Lieutenant Roy Dawson, later GM3GBX
Many thanks to Nick Dawson for providing this story about his father Roy Dawson, GM3GBX who was a member of the LRS probably in the 1950s. The following piece is taken from a newspaper article describing his amateur radio activities while serving as a Lieutenant in the Royal Corps of Electrical and Mechanical Engineers (REME) in the British Army of the Rhine in Germany after WWII. After demobilization he came to Edinburgh and worked at Ferrianti on Navigation Systems.
RUTHERGLEN B.A.O.R. OFFICER ON AIR TO HOME
(By a Military Observer)
A Rutherglen officer in Rhine Army holds regular “on the air” conversations with a radio friend in Wishaw, near Glasgow. He is Lieutenant Roy Dawson, stationed at Delmenhorst, Germany, with the famous “Cherry-pickers” – the 11th Hussars. His home is at 30 Broomieknowe Road, Rutherglen. A former student of Glasgow Royal Technical College, he now operates the Hussars’ amateur broadcasting station during his spare time. During the day he commands the Light Aid Detachment which repairs the Hussars’ vehicles. He is a member of the Royal Corps of Electrical and Mechanical Engineers.
“I was introduced to my Glasgow friend when we started broadcasting to each other” Lieutenant Dawson told a Military Observer. “But last time I was on leave we arranged a meeting and we are now firm friends.”
The home partner in this radio link is Mr Jack Wilson, who, besides running a radio shop, operates station GM3JW. He is but one of the many other friends contacted by Lieutenant Dawson, who is in touch with stations all over the world. When on short leave in Denmark he stayed with a radio acquaintance, and he holds regular chats with American amateurs in the nearby American enclave of Bremen.
“I built our transmitter while stationed in Hamburg last winter,” went on Lieutenant Dawson. “The chassis is British but most of the components are German. When I am demobilised in November, I am handing the station over to our signals sergeant. He will carry on a broadcasting club which I have formed in the unit.
Lieutenant Dawson proudly showed me a collection of dozens of station acknowledgements of conversations held. There was scarcely a civilised country not represented in the pile. Glancing through them I noticed that Alaska, Trinidad and nearly all the South American republics were included.

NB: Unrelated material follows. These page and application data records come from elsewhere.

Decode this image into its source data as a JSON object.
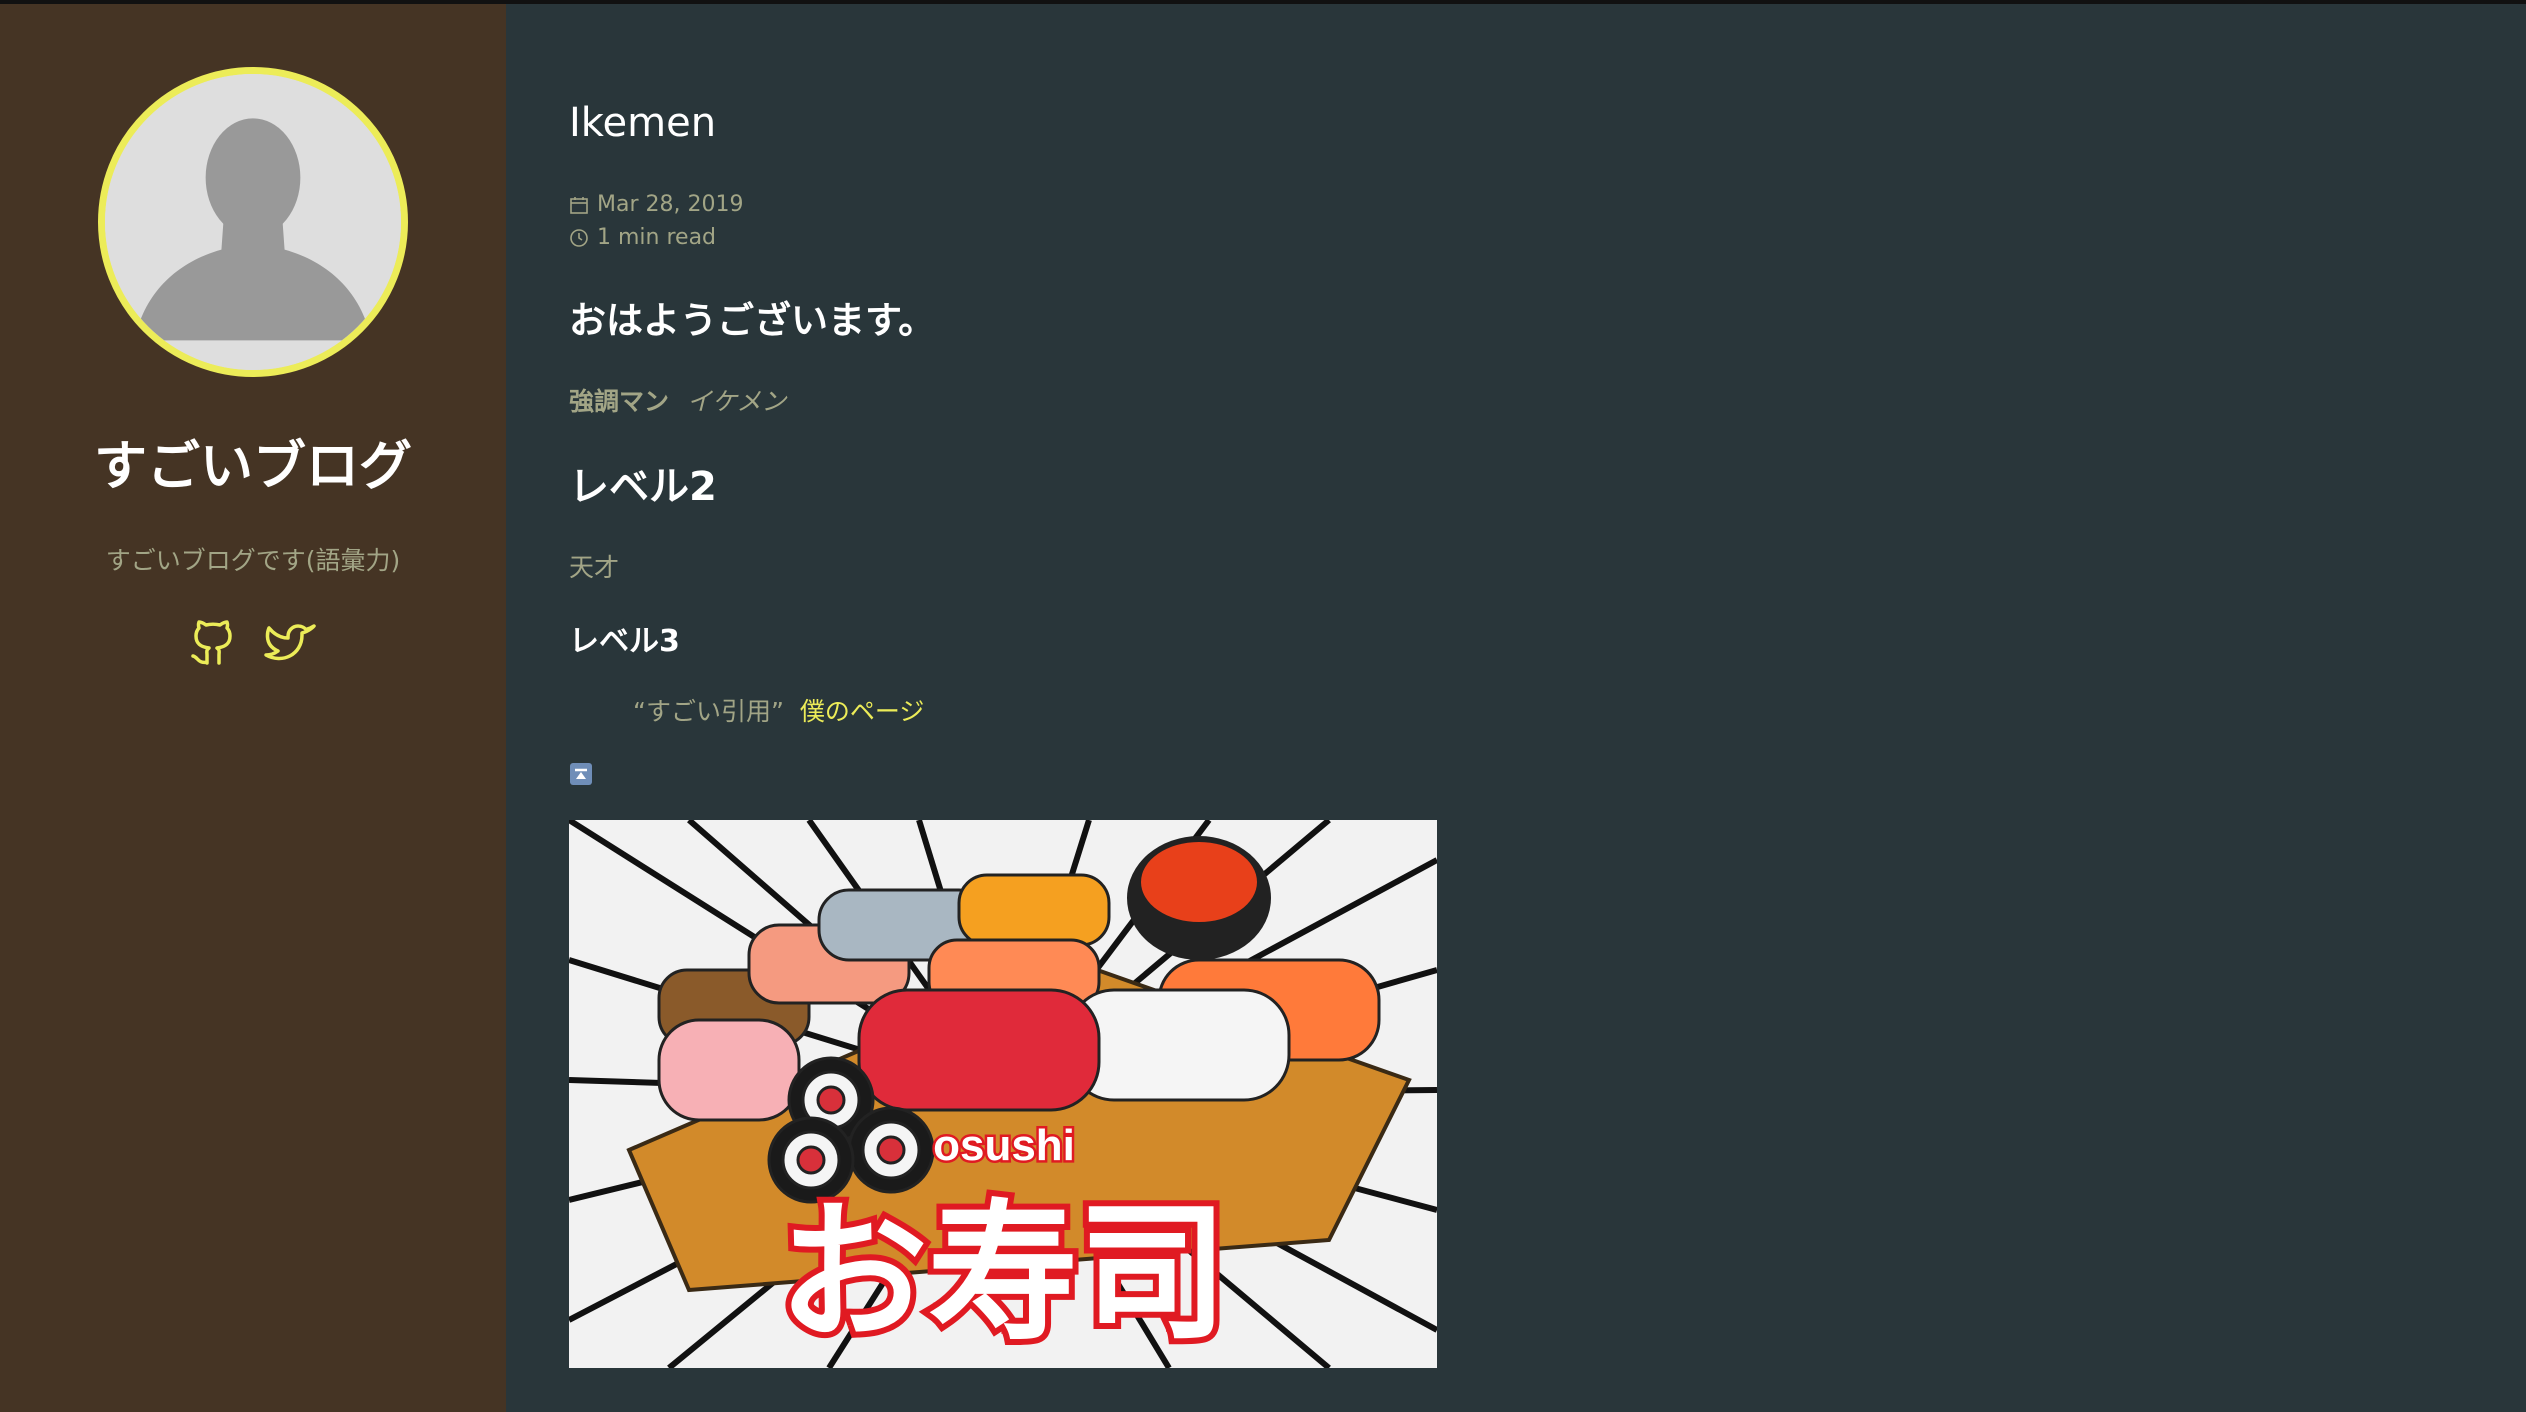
{
  "site": {
    "title": "すごいブログ",
    "description": "すごいブログです(語彙力)"
  },
  "social": {
    "github_icon": "github-icon",
    "twitter_icon": "twitter-icon"
  },
  "post": {
    "title": "Ikemen",
    "date": "Mar 28, 2019",
    "read_time": "1 min read",
    "greeting_heading": "おはようございます。",
    "strong_text": "強調マン",
    "italic_text": "イケメン",
    "level2_heading": "レベル2",
    "genius_text": "天才",
    "level3_heading": "レベル3",
    "quote_text": "“すごい引用”",
    "quote_link": "僕のページ",
    "image_caption_small": "osushi",
    "image_caption_large": "お寿司"
  },
  "colors": {
    "sidebar": "#453424",
    "main": "#29363a",
    "accent": "#ecec58",
    "muted": "#a2a586"
  }
}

When demobilised Lieutenant Dawson plans to resume his studies at the Royal Technical College and intends to carry on his spare time radio work.